Conclusion

No matter the extent to which your Extension office is able to implement these programs, any addition of support for community members in reducing their energy use and utility bills will have beneficial impacts in terms of economic, environmental, and social outcomes. Extension Agents can start small, evaluating overlaps in content and goals with their existing programs and stakeholder groups and build from there over time.

Publications in This Series

Developing Extension Programming to Help Low-Income Families Save Money and Energy: The Community Weatherization Model (https://edis.ifas.ufl.edu/publication/WC368)

Using Community-Based Social Marketing to Improve Energy Equity Programs

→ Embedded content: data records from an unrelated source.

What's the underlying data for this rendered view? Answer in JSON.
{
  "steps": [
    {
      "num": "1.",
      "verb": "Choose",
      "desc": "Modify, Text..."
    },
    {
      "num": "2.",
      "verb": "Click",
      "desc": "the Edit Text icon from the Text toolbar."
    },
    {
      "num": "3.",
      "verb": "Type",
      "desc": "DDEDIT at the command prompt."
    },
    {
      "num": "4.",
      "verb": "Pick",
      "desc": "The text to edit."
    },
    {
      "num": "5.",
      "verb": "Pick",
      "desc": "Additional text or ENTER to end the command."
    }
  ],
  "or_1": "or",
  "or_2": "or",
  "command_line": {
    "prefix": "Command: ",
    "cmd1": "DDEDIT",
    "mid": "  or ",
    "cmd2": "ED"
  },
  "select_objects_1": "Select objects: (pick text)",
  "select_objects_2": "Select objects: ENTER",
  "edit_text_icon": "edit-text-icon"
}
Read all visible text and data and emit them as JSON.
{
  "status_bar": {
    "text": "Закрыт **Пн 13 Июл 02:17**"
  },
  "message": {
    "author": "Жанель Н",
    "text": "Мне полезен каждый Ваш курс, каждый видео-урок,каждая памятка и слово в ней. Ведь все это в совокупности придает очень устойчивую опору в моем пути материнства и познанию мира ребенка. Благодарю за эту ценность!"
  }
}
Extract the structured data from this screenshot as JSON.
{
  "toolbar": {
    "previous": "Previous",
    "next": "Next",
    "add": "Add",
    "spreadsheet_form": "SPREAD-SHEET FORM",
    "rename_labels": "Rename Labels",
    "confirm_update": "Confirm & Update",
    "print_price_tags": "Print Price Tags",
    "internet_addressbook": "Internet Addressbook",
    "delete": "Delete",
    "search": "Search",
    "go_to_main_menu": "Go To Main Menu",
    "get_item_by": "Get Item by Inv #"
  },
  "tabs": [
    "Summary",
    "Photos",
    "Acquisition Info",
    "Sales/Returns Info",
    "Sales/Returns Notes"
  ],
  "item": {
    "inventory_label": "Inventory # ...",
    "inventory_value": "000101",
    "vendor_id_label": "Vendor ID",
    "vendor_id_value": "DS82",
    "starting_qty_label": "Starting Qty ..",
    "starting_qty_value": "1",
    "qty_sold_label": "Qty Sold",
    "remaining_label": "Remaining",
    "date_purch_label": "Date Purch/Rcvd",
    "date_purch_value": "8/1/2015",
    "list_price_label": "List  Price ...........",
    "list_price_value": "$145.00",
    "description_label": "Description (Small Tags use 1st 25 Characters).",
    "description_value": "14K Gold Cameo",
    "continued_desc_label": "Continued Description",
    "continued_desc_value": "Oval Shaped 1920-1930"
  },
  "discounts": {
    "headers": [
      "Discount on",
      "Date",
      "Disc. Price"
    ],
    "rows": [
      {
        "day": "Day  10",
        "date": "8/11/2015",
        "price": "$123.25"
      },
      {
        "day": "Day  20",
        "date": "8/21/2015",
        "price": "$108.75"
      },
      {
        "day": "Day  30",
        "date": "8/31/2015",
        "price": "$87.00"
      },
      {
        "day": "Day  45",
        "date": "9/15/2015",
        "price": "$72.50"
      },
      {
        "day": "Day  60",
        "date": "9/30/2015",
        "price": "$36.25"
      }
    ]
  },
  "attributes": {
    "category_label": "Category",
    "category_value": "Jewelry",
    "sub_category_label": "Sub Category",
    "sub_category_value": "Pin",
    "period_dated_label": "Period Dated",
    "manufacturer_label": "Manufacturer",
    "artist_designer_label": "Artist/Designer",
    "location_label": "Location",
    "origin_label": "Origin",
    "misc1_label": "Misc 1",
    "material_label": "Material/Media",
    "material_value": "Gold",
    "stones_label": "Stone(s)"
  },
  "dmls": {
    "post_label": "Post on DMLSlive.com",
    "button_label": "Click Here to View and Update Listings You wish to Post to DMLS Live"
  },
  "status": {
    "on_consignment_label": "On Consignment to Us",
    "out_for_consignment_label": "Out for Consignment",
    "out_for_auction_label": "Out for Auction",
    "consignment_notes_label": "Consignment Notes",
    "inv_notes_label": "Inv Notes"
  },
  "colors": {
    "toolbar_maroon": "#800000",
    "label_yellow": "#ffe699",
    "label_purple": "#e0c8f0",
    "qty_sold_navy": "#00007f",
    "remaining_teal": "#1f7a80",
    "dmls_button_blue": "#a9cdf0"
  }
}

Community-Based Home Energy Tune-up/Audit Programs: A Step-by-Step Guide to Creating and Implementing Energy Equity Programs in Your Community

Options for Incorporating Energy Efficiency into Extension Programs: A Menu of Possibilities for Extension Energy Programming in Your Community

Peer Reviewed

Publication #AEC748

Date: 2/22/2022

Fact Sheet
Academic

About this Publication

This publication is AEC748, one of a series of the Department of Agricultural Education and Communication, UF/IFAS Extension. Original publication date February 2022. Visit the EDIS website at https://edis.ifas.ufl.edu for the currently supported version of this publication.

About the Authors

Lee Hayes Byron, county Extension director and program Extension agent II, UF/IFAS Extension Sarasota County; Alane Humrich, program director, Community Weatherization Coalition; Marianne Schmink, professor emerita, Latin American studies; Jennison Kipp, Sustainable Floridians state coordinator, Program for Resource Efficient Communities; Kimberly Davis, Extension agent, Florida A&M University Cooperative Extension; and Paul Monaghan, associate professor, Extension education, Department of Agricultural Education and Communication; UF/IFAS Extension, Gainesville, FL 32611.

Contacts

  • Paul Monaghan